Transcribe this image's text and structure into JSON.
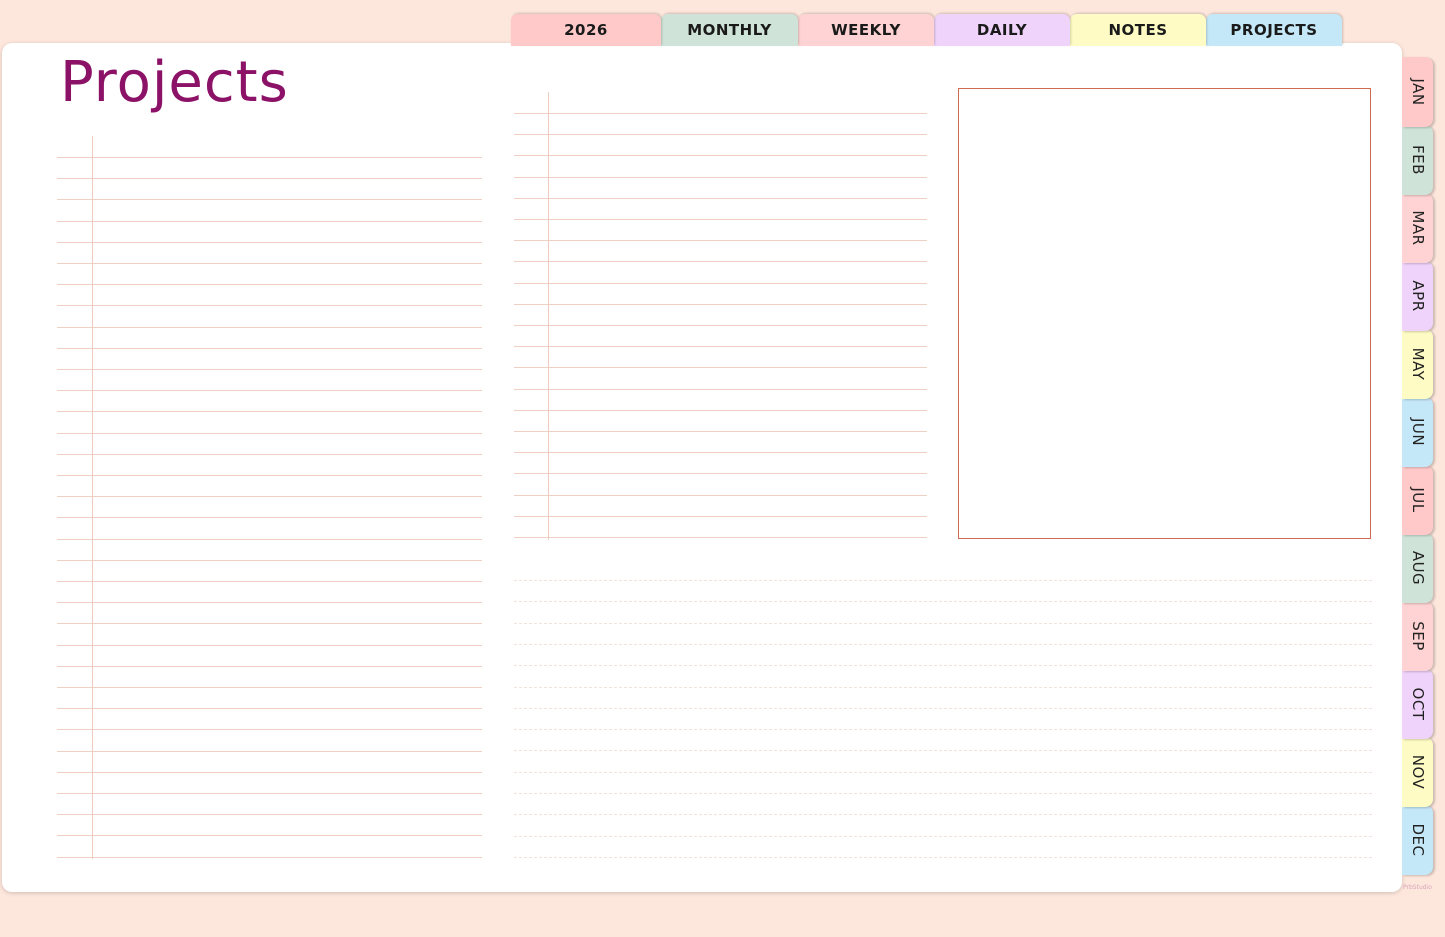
{
  "top_tabs": [
    {
      "label": "2026",
      "color": "#ffc9c9"
    },
    {
      "label": "MONTHLY",
      "color": "#cfe3d8"
    },
    {
      "label": "WEEKLY",
      "color": "#ffd3d3"
    },
    {
      "label": "DAILY",
      "color": "#efd3fb"
    },
    {
      "label": "NOTES",
      "color": "#fefcc4"
    },
    {
      "label": "PROJECTS",
      "color": "#c5e8f8"
    }
  ],
  "page": {
    "title": "Projects",
    "title_color": "#8b1266",
    "credit": "PrbStudio"
  },
  "colors": {
    "background": "#fde6dc",
    "line": "#f0cfc4",
    "box_border": "#cf6b4f"
  },
  "month_tabs": [
    {
      "label": "JAN",
      "color": "#ffc9c9"
    },
    {
      "label": "FEB",
      "color": "#cfe3d8"
    },
    {
      "label": "MAR",
      "color": "#ffd3d3"
    },
    {
      "label": "APR",
      "color": "#efd3fb"
    },
    {
      "label": "MAY",
      "color": "#fefcc4"
    },
    {
      "label": "JUN",
      "color": "#c5e8f8"
    },
    {
      "label": "JUL",
      "color": "#ffc9c9"
    },
    {
      "label": "AUG",
      "color": "#cfe3d8"
    },
    {
      "label": "SEP",
      "color": "#ffd3d3"
    },
    {
      "label": "OCT",
      "color": "#efd3fb"
    },
    {
      "label": "NOV",
      "color": "#fefcc4"
    },
    {
      "label": "DEC",
      "color": "#c5e8f8"
    }
  ]
}
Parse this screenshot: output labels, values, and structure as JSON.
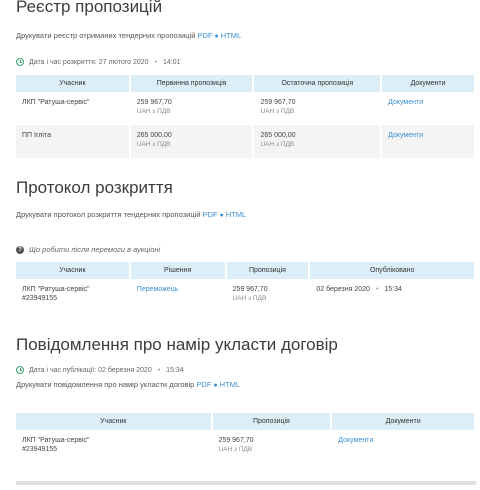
{
  "registry": {
    "title": "Реєстр пропозицій",
    "print_text": "Друкувати реєстр отриманих тендерних пропозицій",
    "pdf": "PDF",
    "html": "HTML",
    "opened_label": "Дата і час розкриття: 27 лютого 2020",
    "opened_time": "14:01",
    "headers": [
      "Учасник",
      "Первинна пропозиція",
      "Остаточна пропозиція",
      "Документи"
    ],
    "rows": [
      {
        "participant": "ЛКП \"Ратуша-сервіс\"",
        "initial": "259 967,70",
        "initial_sub": "UAH з ПДВ",
        "final": "259 967,70",
        "final_sub": "UAH з ПДВ",
        "docs": "Документи"
      },
      {
        "participant": "ПП Ігліта",
        "initial": "265 000,00",
        "initial_sub": "UAH з ПДВ",
        "final": "265 000,00",
        "final_sub": "UAH з ПДВ",
        "docs": "Документи"
      }
    ]
  },
  "protocol": {
    "title": "Протокол розкриття",
    "print_text": "Друкувати протокол розкриття тендерних пропозицій",
    "pdf": "PDF",
    "html": "HTML",
    "info_text": "Що робити після перемоги в аукціоні",
    "headers": [
      "Учасник",
      "Рішення",
      "Пропозиція",
      "Опубліковано"
    ],
    "rows": [
      {
        "participant": "ЛКП \"Ратуша-сервіс\"",
        "participant_id": "#23949155",
        "decision": "Переможець",
        "offer": "259 967,70",
        "offer_sub": "UAH з ПДВ",
        "published": "02 березня 2020",
        "published_time": "15:34"
      }
    ]
  },
  "notice": {
    "title": "Повідомлення про намір укласти договір",
    "published_label": "Дата і час публікації: 02 березня 2020",
    "published_time": "15:34",
    "print_text": "Друкувати повідомлення про намір укласти договір",
    "pdf": "PDF",
    "html": "HTML",
    "headers": [
      "Учасник",
      "Пропозиція",
      "Документи"
    ],
    "rows": [
      {
        "participant": "ЛКП \"Ратуша-сервіс\"",
        "participant_id": "#23949155",
        "offer": "259 967,70",
        "offer_sub": "UAH з ПДВ",
        "docs": "Документи"
      }
    ]
  }
}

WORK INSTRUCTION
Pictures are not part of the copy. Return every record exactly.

RESPONSE TO THIS TASK
Transcribe this image's text and structure into JSON.
{
  "top_tabs": [
    {
      "label": "2026",
      "color": "#ffc9c9"
    },
    {
      "label": "MONTHLY",
      "color": "#cfe3d8"
    },
    {
      "label": "WEEKLY",
      "color": "#ffd3d3"
    },
    {
      "label": "DAILY",
      "color": "#efd3fb"
    },
    {
      "label": "NOTES",
      "color": "#fefcc4"
    },
    {
      "label": "PROJECTS",
      "color": "#c5e8f8"
    }
  ],
  "page": {
    "title": "Projects",
    "title_color": "#8b1266",
    "credit": "PrbStudio"
  },
  "colors": {
    "background": "#fde6dc",
    "line": "#f0cfc4",
    "box_border": "#cf6b4f"
  },
  "month_tabs": [
    {
      "label": "JAN",
      "color": "#ffc9c9"
    },
    {
      "label": "FEB",
      "color": "#cfe3d8"
    },
    {
      "label": "MAR",
      "color": "#ffd3d3"
    },
    {
      "label": "APR",
      "color": "#efd3fb"
    },
    {
      "label": "MAY",
      "color": "#fefcc4"
    },
    {
      "label": "JUN",
      "color": "#c5e8f8"
    },
    {
      "label": "JUL",
      "color": "#ffc9c9"
    },
    {
      "label": "AUG",
      "color": "#cfe3d8"
    },
    {
      "label": "SEP",
      "color": "#ffd3d3"
    },
    {
      "label": "OCT",
      "color": "#efd3fb"
    },
    {
      "label": "NOV",
      "color": "#fefcc4"
    },
    {
      "label": "DEC",
      "color": "#c5e8f8"
    }
  ]
}
Parse this screenshot: output labels, values, and structure as JSON.
{
  "registry": {
    "title": "Реєстр пропозицій",
    "print_text": "Друкувати реєстр отриманих тендерних пропозицій",
    "pdf": "PDF",
    "html": "HTML",
    "opened_label": "Дата і час розкриття: 27 лютого 2020",
    "opened_time": "14:01",
    "headers": [
      "Учасник",
      "Первинна пропозиція",
      "Остаточна пропозиція",
      "Документи"
    ],
    "rows": [
      {
        "participant": "ЛКП \"Ратуша-сервіс\"",
        "initial": "259 967,70",
        "initial_sub": "UAH з ПДВ",
        "final": "259 967,70",
        "final_sub": "UAH з ПДВ",
        "docs": "Документи"
      },
      {
        "participant": "ПП Ігліта",
        "initial": "265 000,00",
        "initial_sub": "UAH з ПДВ",
        "final": "265 000,00",
        "final_sub": "UAH з ПДВ",
        "docs": "Документи"
      }
    ]
  },
  "protocol": {
    "title": "Протокол розкриття",
    "print_text": "Друкувати протокол розкриття тендерних пропозицій",
    "pdf": "PDF",
    "html": "HTML",
    "info_text": "Що робити після перемоги в аукціоні",
    "headers": [
      "Учасник",
      "Рішення",
      "Пропозиція",
      "Опубліковано"
    ],
    "rows": [
      {
        "participant": "ЛКП \"Ратуша-сервіс\"",
        "participant_id": "#23949155",
        "decision": "Переможець",
        "offer": "259 967,70",
        "offer_sub": "UAH з ПДВ",
        "published": "02 березня 2020",
        "published_time": "15:34"
      }
    ]
  },
  "notice": {
    "title": "Повідомлення про намір укласти договір",
    "published_label": "Дата і час публікації: 02 березня 2020",
    "published_time": "15:34",
    "print_text": "Друкувати повідомлення про намір укласти договір",
    "pdf": "PDF",
    "html": "HTML",
    "headers": [
      "Учасник",
      "Пропозиція",
      "Документи"
    ],
    "rows": [
      {
        "participant": "ЛКП \"Ратуша-сервіс\"",
        "participant_id": "#23949155",
        "offer": "259 967,70",
        "offer_sub": "UAH з ПДВ",
        "docs": "Документи"
      }
    ]
  }
}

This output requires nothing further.